For San Antonio, hopefully this library — the only one in the county — will prove a positive force for the community. San Antonio is the U.S.’s seventh largest city, but ranks 60th in literacy, according to the census. So even though the thought of a library with nothing but screens makes me personally kind of sad, it’s terrific that the city has been able to supply some much needed books and Internet – not to mention an awesome community space – all for just a fraction of the cost.
Good luck BiblioTech!
A Pew study out Thursday suggests library users tend to be pillars of the community, with good ties to their neighbors and positive lives
According to Pew, the more people are “engaged” with their public library, the more they tend to feel connected to their community as a whole. Conversely, unengaged people tend to have “fewer ties to their neighbors, lower feelings of personal efficacy [feeling empowered to change their community], and less engagement with other cultural activities.”
While the study does not purport to measure personal happiness, there’s a significant crossover between the traits of library users and traits of people who demonstrate higher levels of personal happiness: a sense of connectedness and empowerment in one’s community. Library users “are also more likely to say that they like their communities and that they would call their communities good or excellent places to live,” Pew Research Associate Kathryn Zickuhr told TIME.

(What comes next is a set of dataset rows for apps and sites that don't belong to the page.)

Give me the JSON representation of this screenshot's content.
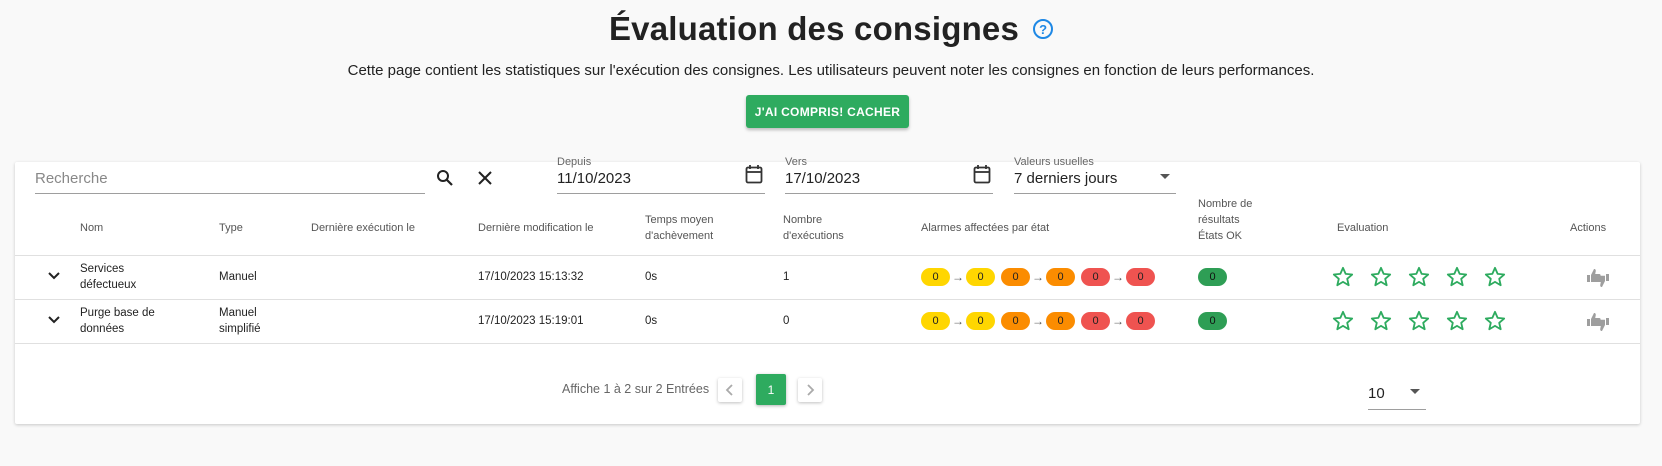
{
  "page": {
    "title": "Évaluation des consignes",
    "description": "Cette page contient les statistiques sur l'exécution des consignes. Les utilisateurs peuvent noter les consignes en fonction de leurs performances.",
    "ack_button": "J'AI COMPRIS! CACHER"
  },
  "filters": {
    "search_placeholder": "Recherche",
    "since_label": "Depuis",
    "since_value": "11/10/2023",
    "to_label": "Vers",
    "to_value": "17/10/2023",
    "preset_label": "Valeurs usuelles",
    "preset_value": "7 derniers jours"
  },
  "table": {
    "headers": {
      "name": "Nom",
      "type": "Type",
      "last_exec": "Dernière exécution le",
      "last_modif": "Dernière modification le",
      "avg_time_1": "Temps moyen",
      "avg_time_2": "d'achèvement",
      "exec_count_1": "Nombre",
      "exec_count_2": "d'exécutions",
      "alarms": "Alarmes affectées par état",
      "ok_results_1": "Nombre de",
      "ok_results_2": "résultats",
      "ok_results_3": "États OK",
      "rating": "Evaluation",
      "actions": "Actions"
    },
    "rows": [
      {
        "name_1": "Services",
        "name_2": "défectueux",
        "type_1": "Manuel",
        "type_2": "",
        "last_exec": "",
        "last_modif": "17/10/2023 15:13:32",
        "avg_time": "0s",
        "exec_count": "1",
        "alarms": [
          "0",
          "0",
          "0",
          "0",
          "0",
          "0"
        ],
        "ok_count": "0",
        "rating": 0
      },
      {
        "name_1": "Purge base de",
        "name_2": "données",
        "type_1": "Manuel",
        "type_2": "simplifié",
        "last_exec": "",
        "last_modif": "17/10/2023 15:19:01",
        "avg_time": "0s",
        "exec_count": "0",
        "alarms": [
          "0",
          "0",
          "0",
          "0",
          "0",
          "0"
        ],
        "ok_count": "0",
        "rating": 0
      }
    ]
  },
  "pagination": {
    "info": "Affiche 1 à 2 sur 2 Entrées",
    "current_page": "1",
    "per_page": "10"
  },
  "colors": {
    "accent": "#2eab5f",
    "help": "#1e88e5",
    "alarm_minor": "#ffd600",
    "alarm_major": "#fb8c00",
    "alarm_critical": "#ef5350",
    "ok": "#2e9e55",
    "star": "#2eab5f"
  }
}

Though library users share traits with positive, happy people, the poll results say nothing of causation. “It’s not necessarily that people use libraries and then find they’re happy,” Zickuhr said. It’s just that library users tend to be more open to the world. “People who have more access to economic, social, technological resources are also more likely to use libraries as part of their networks,” she said. Library usage tends to be a part of a bigger picture, in other words, in which a person who goes to the library also tends to be one who spends time at the park, takes part in civic organizations, and embraces new technologies.
Yes, that’s right: people who love going to what may be, historically at least, the preeminent symbol of a by-gone ink-and-paper world are also more likely to do their shopping online or run their lives with smartphone apps. And those people, contrary to the popular image of the stressed-out, phone-addicted technopath, tend to feel less daunted by the quantity of information zipping around in the information age. Only 18% of Americans say they feel overloaded by information today—down from 27% in 2006—and those same people are the least likely to visit a library.
Maybe the rusty old convention of having a community institution that makes information accessible counts for something after all.
To get some valuable first-hand research and insight into library use by my friends, family and a wider audience, I’ve created this survey. It’s a mere 10 questions and will greatly aid my research development.
Could anyone who lives in the UK please take part in the survey and help out a final year student. It’s important for me to get a wide and varied response so have shared this on my social networking sites and to bloggers, authors etc.
Once I’ve got a good amount of responses, I will share my results on here. Thank you.